The UK Transition Plan Taskforce (TPT) has been conducting work to provide the UK baseline for transition plan disclosure that can be seen as an equivalent to the transition plan part of the European Sustainability Reporting Standards (ESRS).
From this starting point, Schreiber said three things need to happen. First, “make the adoption of a transition plan mandatory”. Second, “use the work of the TPT and supplement it to provide a clear framework for ensuring the quality of these mandatory transition plans”. And thirdly, “establish a supervisory mechanism to ensure the adoption and implementation of these transition plans”.
The NGO would also like to see a preferential interest rate for sustainable activities, activated by the Bank of England (BoE), as part of the BoE’s climate and net-zero mandate.
Campaign group Make My Money Matter called for an end to the UK financial sector’s links to deforestation “by enacting mandatory due diligence for all financial institutions, and mandatory delivery of the recommendations of the Taskforce for Nature-related Financial Disclosures”.
Like others, it also highlighted the need for a UK net-zero transition plan to provide certainty to investors and businesses, and mandatory net-zero transition plans for large financial institutions and corporates.
Debates ahead of the UK general election should encourage private sector investment in renewable energy through committing increased capital and support to meet decarbonisation targets, says Chris Holmes, partner at asset manager Foresight Group.

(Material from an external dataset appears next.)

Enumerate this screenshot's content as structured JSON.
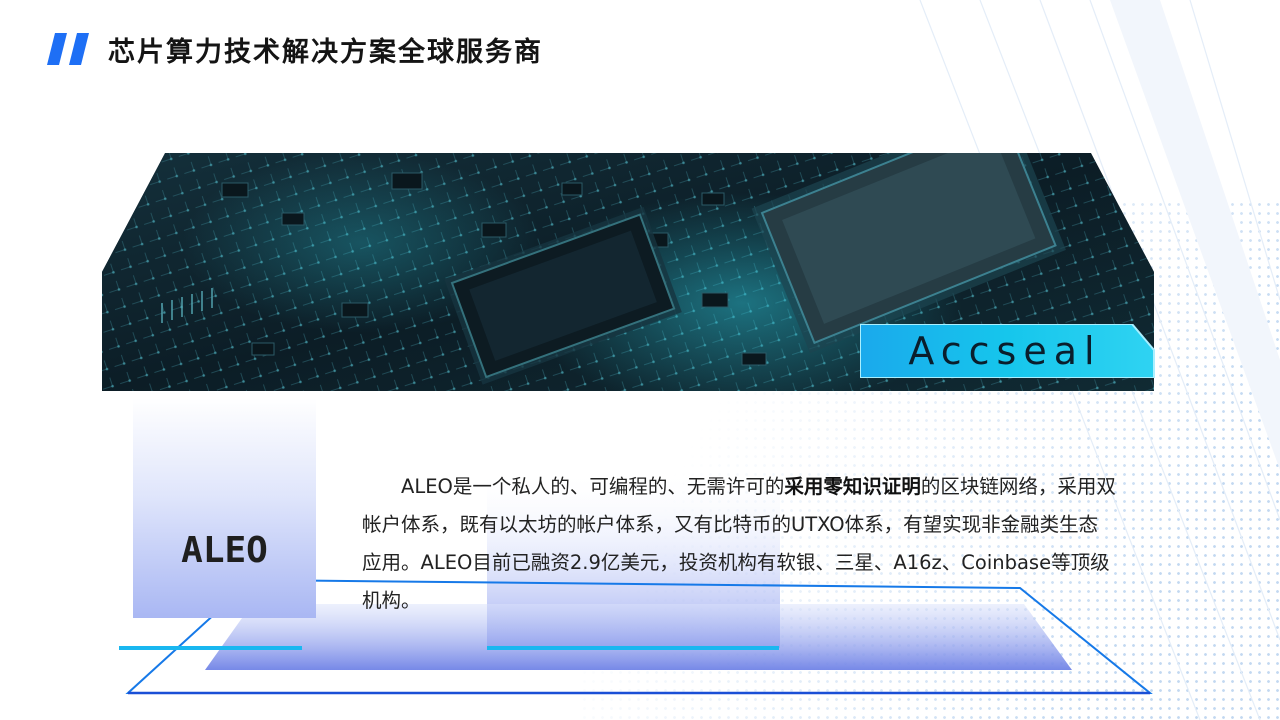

“Hydrogen, for example, is a sector where more immediate and greater policy support would be beneficial – currently, green hydrogen production accounts for less than 1% of the UK’s target for 2025 and, with proportionate and timely measures, we hope to see this gas play a bigger role in our energy mix,” he says.
With interest rates set to stay flat for most of the year, Holmes also hopes to see certain concerns around the supposed costs of building a green and sustainable economy fall by the wayside.
Solar and land use projects
Politicians should be looking more at the importance of multi-functional land use, especially in solar projects, by considering integration when it comes to agriculture and renewable energy, said Hing Kin Lee, environmental impact manager at NextEnergy Solar fund.
This would include by introducing agricultural incentives that drive the renewable sector in ensuring sustainable land use practices.
Delivering a long-overdue land use framework that considers environmental sustainability, biodiversity and the impacts of climate change, “to aid sustainable growth rather than inhibit development”, is also on Lee’s election wish list.
Investment in solar infrastructure is needed too, said Lee. Politicians should “advocate for increased public investment in solar infrastructure projects to enhance the capacity for renewable energy generation”.
He also wants policies to “encourage the development of solar parks and installations, especially in areas with high solar potential”, as well as “streamlined and standardised” permitting processes for renewable energy projects, to reduce bureaucracy and accelerate the deployment of solar projects.